No doubt what happened in the College is appalling and deserves the government's drastic action to unearth and punish whosoever is found wanting and guilty. The government was generally hailed for the way and manner it handled the case, though before its final, however inconclusive, resolve to relocate the affected graduating (i.e. SSS 3) students to sit for their exams conducted by the West African Examination Council (WAEC) and National Examination Council (NECO) to other schools. I am, for once, puzzled beyond wording.
As I mentioned earlier, the report is still inconclusive, hence there is only sketchy information on the overall recommendation made by the committee. I however heard on Freedom Radio, Kano “Inda Ranka” program of Thursday 24th December, 2015 that the government had paid forty million naira (N40m) as exam fees for the 70 final year students relocated to Andal Science Academy, Kano; Turkish International School, Kano; and Akilu College, Kano. This amount is by all accounts very staggering. This is more than half a million naira per head. Is it for GMAT that perhaps requires them to travel to the UK or what? No.
Lest you don't grasp the situation, Kano state government has been screaming that it doesn't have money, hence its serious need for loan and the increase of the Internally Generated Revenue (IGR). Some portions of the loan was already collected, while the procurement of the IGR is about to kick off and other several austerity measures are being considered. Yet, the government disbursed those monies for handful elite's sons. To say this is a misplacement of priorities is understatement. It's a squander.

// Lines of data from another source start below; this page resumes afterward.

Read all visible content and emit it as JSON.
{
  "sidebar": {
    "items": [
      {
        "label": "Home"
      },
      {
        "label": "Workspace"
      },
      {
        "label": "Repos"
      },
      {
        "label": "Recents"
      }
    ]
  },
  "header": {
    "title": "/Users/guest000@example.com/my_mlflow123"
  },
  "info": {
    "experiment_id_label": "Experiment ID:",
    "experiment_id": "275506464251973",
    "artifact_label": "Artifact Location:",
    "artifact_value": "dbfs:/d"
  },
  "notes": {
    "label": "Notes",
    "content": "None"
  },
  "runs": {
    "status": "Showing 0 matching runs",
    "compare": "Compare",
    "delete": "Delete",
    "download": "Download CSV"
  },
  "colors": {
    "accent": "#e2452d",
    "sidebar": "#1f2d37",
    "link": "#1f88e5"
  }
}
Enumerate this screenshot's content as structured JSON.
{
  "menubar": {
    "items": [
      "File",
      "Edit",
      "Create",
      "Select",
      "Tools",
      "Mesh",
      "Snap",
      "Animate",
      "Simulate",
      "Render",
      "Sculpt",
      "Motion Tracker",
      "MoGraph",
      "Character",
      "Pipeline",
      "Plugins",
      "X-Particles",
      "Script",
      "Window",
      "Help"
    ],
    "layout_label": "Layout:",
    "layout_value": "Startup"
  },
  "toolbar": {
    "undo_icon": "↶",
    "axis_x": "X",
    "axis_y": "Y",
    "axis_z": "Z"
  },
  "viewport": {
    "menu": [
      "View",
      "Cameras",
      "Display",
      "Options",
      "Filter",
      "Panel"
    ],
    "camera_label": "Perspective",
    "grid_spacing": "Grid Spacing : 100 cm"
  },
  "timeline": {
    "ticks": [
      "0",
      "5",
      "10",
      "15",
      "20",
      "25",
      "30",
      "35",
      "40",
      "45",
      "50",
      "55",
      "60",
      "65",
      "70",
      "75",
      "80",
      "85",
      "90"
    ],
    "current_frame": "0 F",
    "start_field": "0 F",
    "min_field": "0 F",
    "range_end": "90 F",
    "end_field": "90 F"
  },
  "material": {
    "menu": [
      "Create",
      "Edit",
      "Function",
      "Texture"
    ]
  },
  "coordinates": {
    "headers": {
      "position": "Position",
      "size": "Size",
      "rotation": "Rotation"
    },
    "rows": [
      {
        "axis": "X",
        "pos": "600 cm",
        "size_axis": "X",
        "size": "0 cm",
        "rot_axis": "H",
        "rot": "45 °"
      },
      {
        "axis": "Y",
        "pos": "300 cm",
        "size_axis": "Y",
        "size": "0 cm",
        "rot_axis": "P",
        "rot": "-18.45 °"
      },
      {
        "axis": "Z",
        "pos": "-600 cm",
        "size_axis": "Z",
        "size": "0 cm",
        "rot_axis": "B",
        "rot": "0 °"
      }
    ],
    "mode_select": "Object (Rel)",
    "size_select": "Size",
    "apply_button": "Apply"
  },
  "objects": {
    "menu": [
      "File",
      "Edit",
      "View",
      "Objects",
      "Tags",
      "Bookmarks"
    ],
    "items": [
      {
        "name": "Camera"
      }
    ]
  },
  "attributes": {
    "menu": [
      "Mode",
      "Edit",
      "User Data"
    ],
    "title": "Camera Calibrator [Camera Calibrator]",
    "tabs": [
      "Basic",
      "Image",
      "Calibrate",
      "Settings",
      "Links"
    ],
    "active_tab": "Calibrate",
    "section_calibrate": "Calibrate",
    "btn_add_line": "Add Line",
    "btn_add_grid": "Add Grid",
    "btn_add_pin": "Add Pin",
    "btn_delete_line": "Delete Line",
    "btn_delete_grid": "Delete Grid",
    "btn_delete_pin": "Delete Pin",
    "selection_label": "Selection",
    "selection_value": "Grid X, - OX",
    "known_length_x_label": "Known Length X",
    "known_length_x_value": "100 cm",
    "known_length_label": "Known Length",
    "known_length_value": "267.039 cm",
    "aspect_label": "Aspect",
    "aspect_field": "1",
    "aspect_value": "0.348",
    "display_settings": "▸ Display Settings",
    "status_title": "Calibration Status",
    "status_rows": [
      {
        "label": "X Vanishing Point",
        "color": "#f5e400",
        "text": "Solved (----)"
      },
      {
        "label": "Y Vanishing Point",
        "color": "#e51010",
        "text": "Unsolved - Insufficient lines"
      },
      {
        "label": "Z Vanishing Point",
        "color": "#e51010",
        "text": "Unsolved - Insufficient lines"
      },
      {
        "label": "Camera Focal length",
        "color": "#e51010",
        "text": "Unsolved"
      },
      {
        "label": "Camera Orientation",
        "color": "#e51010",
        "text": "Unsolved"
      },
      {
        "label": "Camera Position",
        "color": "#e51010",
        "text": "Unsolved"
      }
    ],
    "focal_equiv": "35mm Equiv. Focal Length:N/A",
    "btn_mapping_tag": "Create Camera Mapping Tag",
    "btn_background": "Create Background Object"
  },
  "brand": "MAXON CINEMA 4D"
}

I have however got some questions and suggestions for the state.
First, why was it the government’s liability to pay for their examinations? Ordinarily, the government pays only for the students of its schools, but never a private one. It used to be for both WAEC and NECO, but that too was reduced to only one exam: WAEC. Second, why wouldn’t the school as a profit-making business venture pay? To save money and avoid any backlash like this one, the government could, in fact should, have quietly transferred them to one/some of its numerous schools. If public school is not ‘befitting’ for them as kids with silver spoons, there are several private ones far less costly than Andal, Turkish and Akilu colleges.
I am all the more bemused by our almost collective silence on the issue. Nowadays students in tertiary institutions in the state are resorting to begging on radio stations to pay for their tuition fees. They lamented that they thought the education was free as declared by the previous government. Others who cannot do that will have to give up on their aspiration to study, and perhaps end up as thugs, prostitutes, hawkers and so on. Are these not Kano indigenes or what? They deserve the same or similar pampering treatment, but they do, and will, not, get.
I thus call on whoever, please, can assist to forward my (our) fears and prayers to the appropriate authority to reconsider that decision. We praise the government's effort to address and dress the sickening issue, but the financial ‘sidekick’ is undeserving, in fact uncalled-for. Thanks.
God bless Nigeria, God bless Kano State, amin.